(Work task): Restate, word for word, each record that follows.

(Record extracts):

^^^^

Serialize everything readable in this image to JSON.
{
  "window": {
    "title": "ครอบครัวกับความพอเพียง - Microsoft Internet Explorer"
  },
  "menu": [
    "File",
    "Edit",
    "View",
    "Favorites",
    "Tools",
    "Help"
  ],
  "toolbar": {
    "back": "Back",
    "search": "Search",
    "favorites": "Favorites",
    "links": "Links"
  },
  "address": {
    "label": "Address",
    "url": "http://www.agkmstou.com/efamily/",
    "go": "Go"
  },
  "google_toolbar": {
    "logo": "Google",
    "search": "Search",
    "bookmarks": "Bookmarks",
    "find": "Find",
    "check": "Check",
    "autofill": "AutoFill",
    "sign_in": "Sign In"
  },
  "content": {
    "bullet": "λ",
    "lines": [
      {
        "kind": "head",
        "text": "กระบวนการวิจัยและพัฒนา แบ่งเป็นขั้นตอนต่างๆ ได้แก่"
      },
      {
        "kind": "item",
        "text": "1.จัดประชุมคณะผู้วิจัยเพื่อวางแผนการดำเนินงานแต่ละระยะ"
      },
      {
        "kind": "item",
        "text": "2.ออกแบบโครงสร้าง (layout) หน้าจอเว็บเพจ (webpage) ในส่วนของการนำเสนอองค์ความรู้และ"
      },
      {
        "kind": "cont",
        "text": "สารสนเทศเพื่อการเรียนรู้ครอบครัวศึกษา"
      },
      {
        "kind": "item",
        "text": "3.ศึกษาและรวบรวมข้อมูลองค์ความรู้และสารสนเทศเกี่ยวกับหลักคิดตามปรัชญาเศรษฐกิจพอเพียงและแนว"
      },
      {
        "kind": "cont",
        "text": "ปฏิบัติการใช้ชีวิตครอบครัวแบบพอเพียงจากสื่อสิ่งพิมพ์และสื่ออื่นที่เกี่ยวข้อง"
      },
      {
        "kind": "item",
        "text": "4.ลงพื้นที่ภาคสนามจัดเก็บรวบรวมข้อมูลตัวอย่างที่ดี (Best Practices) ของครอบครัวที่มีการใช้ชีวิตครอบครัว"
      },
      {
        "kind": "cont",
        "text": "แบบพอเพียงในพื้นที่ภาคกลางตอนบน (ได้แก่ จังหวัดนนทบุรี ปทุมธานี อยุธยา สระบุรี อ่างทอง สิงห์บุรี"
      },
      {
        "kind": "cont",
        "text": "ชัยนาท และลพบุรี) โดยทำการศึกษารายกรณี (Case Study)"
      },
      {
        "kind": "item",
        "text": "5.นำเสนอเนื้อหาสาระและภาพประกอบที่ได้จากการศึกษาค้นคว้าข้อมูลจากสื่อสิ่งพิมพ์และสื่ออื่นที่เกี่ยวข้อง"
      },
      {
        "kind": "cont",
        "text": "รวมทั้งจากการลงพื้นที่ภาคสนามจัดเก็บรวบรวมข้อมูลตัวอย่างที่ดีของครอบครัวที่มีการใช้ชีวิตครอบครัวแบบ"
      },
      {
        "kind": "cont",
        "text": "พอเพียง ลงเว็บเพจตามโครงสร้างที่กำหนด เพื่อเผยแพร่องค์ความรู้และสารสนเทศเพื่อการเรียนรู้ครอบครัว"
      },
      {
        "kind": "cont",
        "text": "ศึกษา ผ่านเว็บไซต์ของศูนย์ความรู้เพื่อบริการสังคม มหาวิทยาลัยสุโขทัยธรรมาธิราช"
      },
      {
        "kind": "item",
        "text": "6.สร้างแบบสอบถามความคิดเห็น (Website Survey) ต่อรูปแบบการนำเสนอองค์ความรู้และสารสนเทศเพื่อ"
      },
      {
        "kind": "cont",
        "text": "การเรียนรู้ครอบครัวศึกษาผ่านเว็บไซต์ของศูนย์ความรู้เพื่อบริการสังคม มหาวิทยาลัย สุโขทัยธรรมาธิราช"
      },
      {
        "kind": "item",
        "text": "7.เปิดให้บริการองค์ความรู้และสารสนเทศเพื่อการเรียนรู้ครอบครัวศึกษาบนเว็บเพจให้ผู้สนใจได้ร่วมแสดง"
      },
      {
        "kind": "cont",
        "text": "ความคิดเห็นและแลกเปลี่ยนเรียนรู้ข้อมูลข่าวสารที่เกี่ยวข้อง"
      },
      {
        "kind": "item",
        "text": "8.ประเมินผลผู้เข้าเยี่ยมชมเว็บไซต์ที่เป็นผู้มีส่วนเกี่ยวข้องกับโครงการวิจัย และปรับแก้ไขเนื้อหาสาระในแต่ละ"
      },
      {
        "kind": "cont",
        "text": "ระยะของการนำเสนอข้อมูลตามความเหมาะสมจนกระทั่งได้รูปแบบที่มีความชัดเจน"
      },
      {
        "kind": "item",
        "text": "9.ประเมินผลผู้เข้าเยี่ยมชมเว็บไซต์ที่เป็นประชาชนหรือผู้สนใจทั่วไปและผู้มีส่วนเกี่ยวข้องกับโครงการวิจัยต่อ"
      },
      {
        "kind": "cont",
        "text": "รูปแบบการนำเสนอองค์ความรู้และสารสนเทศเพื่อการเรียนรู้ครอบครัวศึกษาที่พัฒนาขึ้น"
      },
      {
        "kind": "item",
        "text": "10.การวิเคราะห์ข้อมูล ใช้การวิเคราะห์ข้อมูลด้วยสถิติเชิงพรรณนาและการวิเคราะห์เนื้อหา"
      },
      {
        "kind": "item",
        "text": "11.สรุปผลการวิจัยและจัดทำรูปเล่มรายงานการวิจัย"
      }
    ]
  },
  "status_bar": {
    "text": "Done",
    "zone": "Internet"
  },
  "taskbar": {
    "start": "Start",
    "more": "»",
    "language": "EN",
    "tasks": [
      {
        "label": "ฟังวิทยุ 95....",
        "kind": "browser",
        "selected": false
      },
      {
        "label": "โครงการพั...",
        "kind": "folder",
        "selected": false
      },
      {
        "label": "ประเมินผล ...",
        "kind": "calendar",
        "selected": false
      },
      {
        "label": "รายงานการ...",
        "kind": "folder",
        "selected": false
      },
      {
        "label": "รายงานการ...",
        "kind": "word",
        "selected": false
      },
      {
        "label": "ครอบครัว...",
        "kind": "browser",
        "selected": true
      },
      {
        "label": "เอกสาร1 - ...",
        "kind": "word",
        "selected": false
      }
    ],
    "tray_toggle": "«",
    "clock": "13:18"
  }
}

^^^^

(Answer space):
Serialize everything readable in this image to JSON.
{
  "window": {
    "title": "ครอบครัวกับความพอเพียง - Microsoft Internet Explorer"
  },
  "menu": [
    "File",
    "Edit",
    "View",
    "Favorites",
    "Tools",
    "Help"
  ],
  "toolbar": {
    "back": "Back",
    "search": "Search",
    "favorites": "Favorites",
    "links": "Links"
  },
  "address": {
    "label": "Address",
    "url": "http://www.agkmstou.com/efamily/",
    "go": "Go"
  },
  "google_toolbar": {
    "logo": "Google",
    "search": "Search",
    "bookmarks": "Bookmarks",
    "find": "Find",
    "check": "Check",
    "autofill": "AutoFill",
    "sign_in": "Sign In"
  },
  "content": {
    "bullet": "λ",
    "lines": [
      {
        "kind": "head",
        "text": "กระบวนการวิจัยและพัฒนา แบ่งเป็นขั้นตอนต่างๆ ได้แก่"
      },
      {
        "kind": "item",
        "text": "1.จัดประชุมคณะผู้วิจัยเพื่อวางแผนการดำเนินงานแต่ละระยะ"
      },
      {
        "kind": "item",
        "text": "2.ออกแบบโครงสร้าง (layout) หน้าจอเว็บเพจ (webpage) ในส่วนของการนำเสนอองค์ความรู้และ"
      },
      {
        "kind": "cont",
        "text": "สารสนเทศเพื่อการเรียนรู้ครอบครัวศึกษา"
      },
      {
        "kind": "item",
        "text": "3.ศึกษาและรวบรวมข้อมูลองค์ความรู้และสารสนเทศเกี่ยวกับหลักคิดตามปรัชญาเศรษฐกิจพอเพียงและแนว"
      },
      {
        "kind": "cont",
        "text": "ปฏิบัติการใช้ชีวิตครอบครัวแบบพอเพียงจากสื่อสิ่งพิมพ์และสื่ออื่นที่เกี่ยวข้อง"
      },
      {
        "kind": "item",
        "text": "4.ลงพื้นที่ภาคสนามจัดเก็บรวบรวมข้อมูลตัวอย่างที่ดี (Best Practices) ของครอบครัวที่มีการใช้ชีวิตครอบครัว"
      },
      {
        "kind": "cont",
        "text": "แบบพอเพียงในพื้นที่ภาคกลางตอนบน (ได้แก่ จังหวัดนนทบุรี ปทุมธานี อยุธยา สระบุรี อ่างทอง สิงห์บุรี"
      },
      {
        "kind": "cont",
        "text": "ชัยนาท และลพบุรี) โดยทำการศึกษารายกรณี (Case Study)"
      },
      {
        "kind": "item",
        "text": "5.นำเสนอเนื้อหาสาระและภาพประกอบที่ได้จากการศึกษาค้นคว้าข้อมูลจากสื่อสิ่งพิมพ์และสื่ออื่นที่เกี่ยวข้อง"
      },
      {
        "kind": "cont",
        "text": "รวมทั้งจากการลงพื้นที่ภาคสนามจัดเก็บรวบรวมข้อมูลตัวอย่างที่ดีของครอบครัวที่มีการใช้ชีวิตครอบครัวแบบ"
      },
      {
        "kind": "cont",
        "text": "พอเพียง ลงเว็บเพจตามโครงสร้างที่กำหนด เพื่อเผยแพร่องค์ความรู้และสารสนเทศเพื่อการเรียนรู้ครอบครัว"
      },
      {
        "kind": "cont",
        "text": "ศึกษา ผ่านเว็บไซต์ของศูนย์ความรู้เพื่อบริการสังคม มหาวิทยาลัยสุโขทัยธรรมาธิราช"
      },
      {
        "kind": "item",
        "text": "6.สร้างแบบสอบถามความคิดเห็น (Website Survey) ต่อรูปแบบการนำเสนอองค์ความรู้และสารสนเทศเพื่อ"
      },
      {
        "kind": "cont",
        "text": "การเรียนรู้ครอบครัวศึกษาผ่านเว็บไซต์ของศูนย์ความรู้เพื่อบริการสังคม มหาวิทยาลัย สุโขทัยธรรมาธิราช"
      },
      {
        "kind": "item",
        "text": "7.เปิดให้บริการองค์ความรู้และสารสนเทศเพื่อการเรียนรู้ครอบครัวศึกษาบนเว็บเพจให้ผู้สนใจได้ร่วมแสดง"
      },
      {
        "kind": "cont",
        "text": "ความคิดเห็นและแลกเปลี่ยนเรียนรู้ข้อมูลข่าวสารที่เกี่ยวข้อง"
      },
      {
        "kind": "item",
        "text": "8.ประเมินผลผู้เข้าเยี่ยมชมเว็บไซต์ที่เป็นผู้มีส่วนเกี่ยวข้องกับโครงการวิจัย และปรับแก้ไขเนื้อหาสาระในแต่ละ"
      },
      {
        "kind": "cont",
        "text": "ระยะของการนำเสนอข้อมูลตามความเหมาะสมจนกระทั่งได้รูปแบบที่มีความชัดเจน"
      },
      {
        "kind": "item",
        "text": "9.ประเมินผลผู้เข้าเยี่ยมชมเว็บไซต์ที่เป็นประชาชนหรือผู้สนใจทั่วไปและผู้มีส่วนเกี่ยวข้องกับโครงการวิจัยต่อ"
      },
      {
        "kind": "cont",
        "text": "รูปแบบการนำเสนอองค์ความรู้และสารสนเทศเพื่อการเรียนรู้ครอบครัวศึกษาที่พัฒนาขึ้น"
      },
      {
        "kind": "item",
        "text": "10.การวิเคราะห์ข้อมูล ใช้การวิเคราะห์ข้อมูลด้วยสถิติเชิงพรรณนาและการวิเคราะห์เนื้อหา"
      },
      {
        "kind": "item",
        "text": "11.สรุปผลการวิจัยและจัดทำรูปเล่มรายงานการวิจัย"
      }
    ]
  },
  "status_bar": {
    "text": "Done",
    "zone": "Internet"
  },
  "taskbar": {
    "start": "Start",
    "more": "»",
    "language": "EN",
    "tasks": [
      {
        "label": "ฟังวิทยุ 95....",
        "kind": "browser",
        "selected": false
      },
      {
        "label": "โครงการพั...",
        "kind": "folder",
        "selected": false
      },
      {
        "label": "ประเมินผล ...",
        "kind": "calendar",
        "selected": false
      },
      {
        "label": "รายงานการ...",
        "kind": "folder",
        "selected": false
      },
      {
        "label": "รายงานการ...",
        "kind": "word",
        "selected": false
      },
      {
        "label": "ครอบครัว...",
        "kind": "browser",
        "selected": true
      },
      {
        "label": "เอกสาร1 - ...",
        "kind": "word",
        "selected": false
      }
    ],
    "tray_toggle": "«",
    "clock": "13:18"
  }
}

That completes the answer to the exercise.